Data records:
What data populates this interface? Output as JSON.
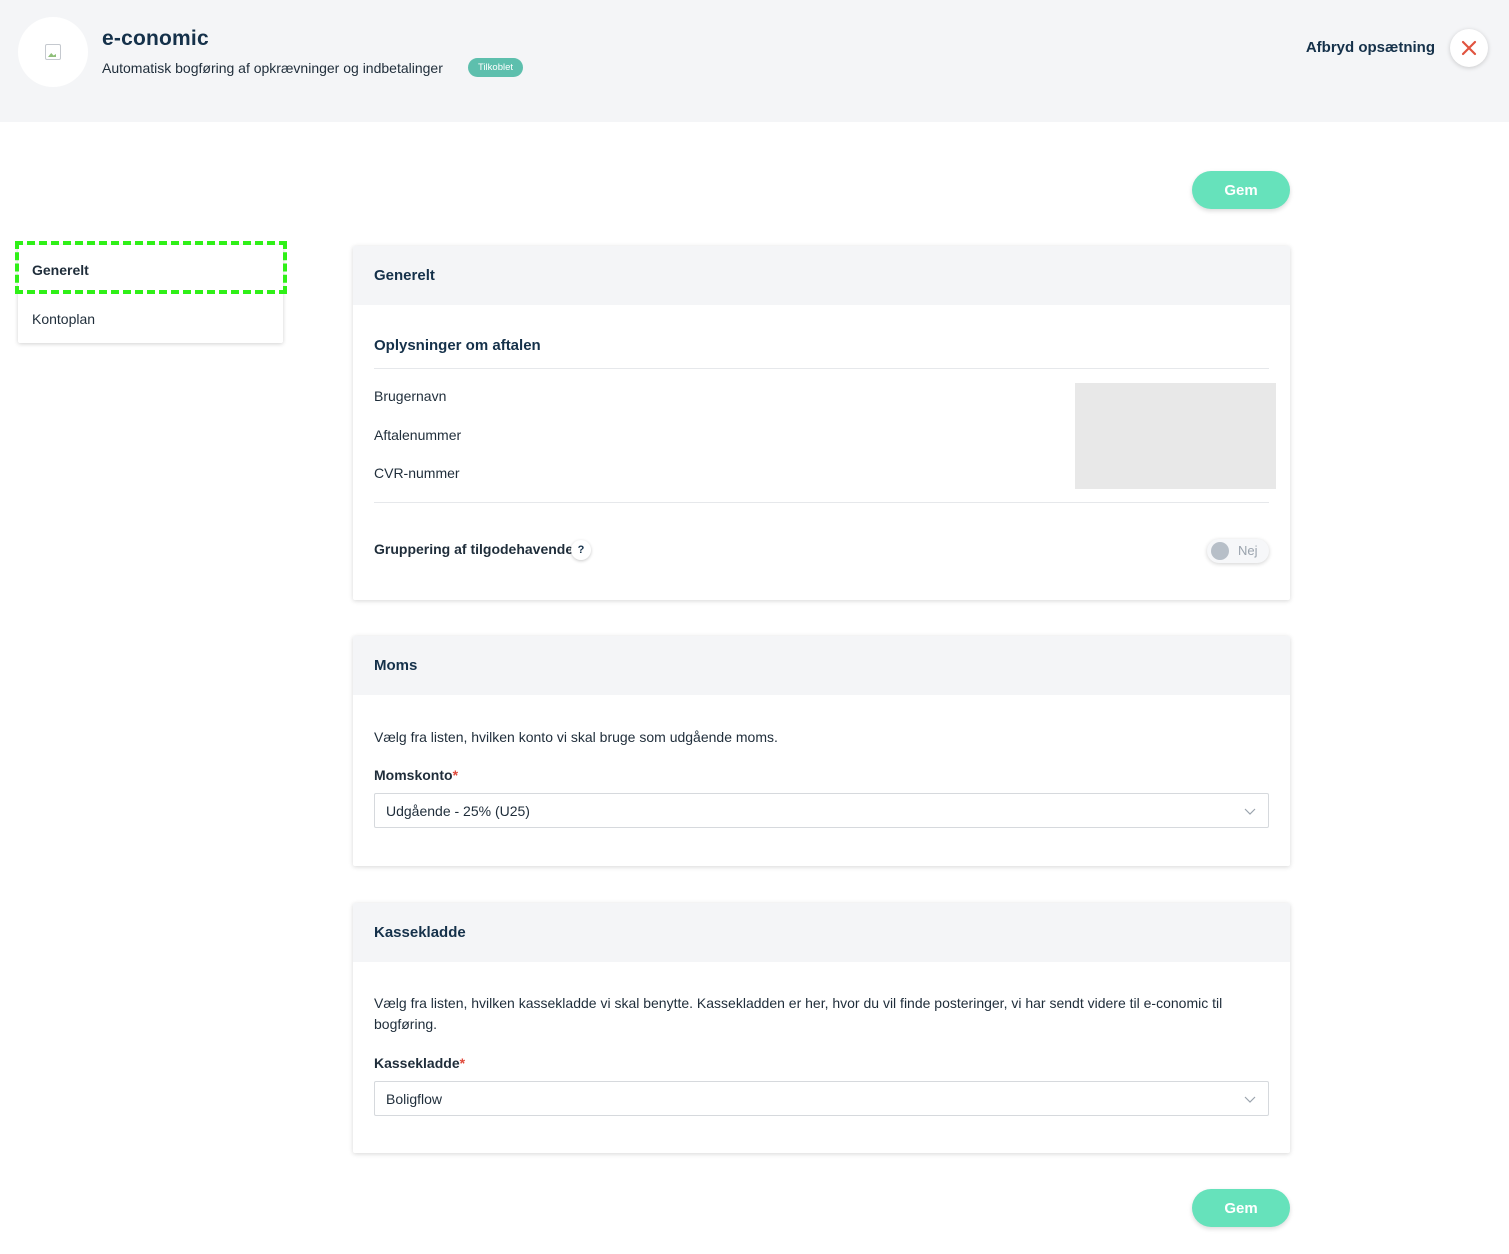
{
  "header": {
    "title": "e-conomic",
    "subtitle": "Automatisk bogføring af opkrævninger og indbetalinger",
    "status_badge": "Tilkoblet",
    "cancel_label": "Afbryd opsætning",
    "close_color": "#e0533f"
  },
  "actions": {
    "save_label": "Gem"
  },
  "sidebar": {
    "items": [
      {
        "label": "Generelt",
        "active": true
      },
      {
        "label": "Kontoplan",
        "active": false
      }
    ]
  },
  "general": {
    "header": "Generelt",
    "section_title": "Oplysninger om aftalen",
    "fields": [
      "Brugernavn",
      "Aftalenummer",
      "CVR-nummer"
    ],
    "grouping_label": "Gruppering af tilgodehavende",
    "help_icon": "?",
    "toggle_value": "Nej"
  },
  "vat": {
    "header": "Moms",
    "description": "Vælg fra listen, hvilken konto vi skal bruge som udgående moms.",
    "field_label": "Momskonto",
    "required_marker": "*",
    "selected": "Udgående - 25% (U25)"
  },
  "cashbook": {
    "header": "Kassekladde",
    "description": "Vælg fra listen, hvilken kassekladde vi skal benytte. Kassekladden er her, hvor du vil finde posteringer, vi har sendt videre til e-conomic til bogføring.",
    "field_label": "Kassekladde",
    "required_marker": "*",
    "selected": "Boligflow"
  },
  "colors": {
    "accent": "#66e2bb",
    "badge": "#5dbfad",
    "highlight": "#2ff017"
  }
}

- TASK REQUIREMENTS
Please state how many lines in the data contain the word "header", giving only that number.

- TASK RESPONSE
4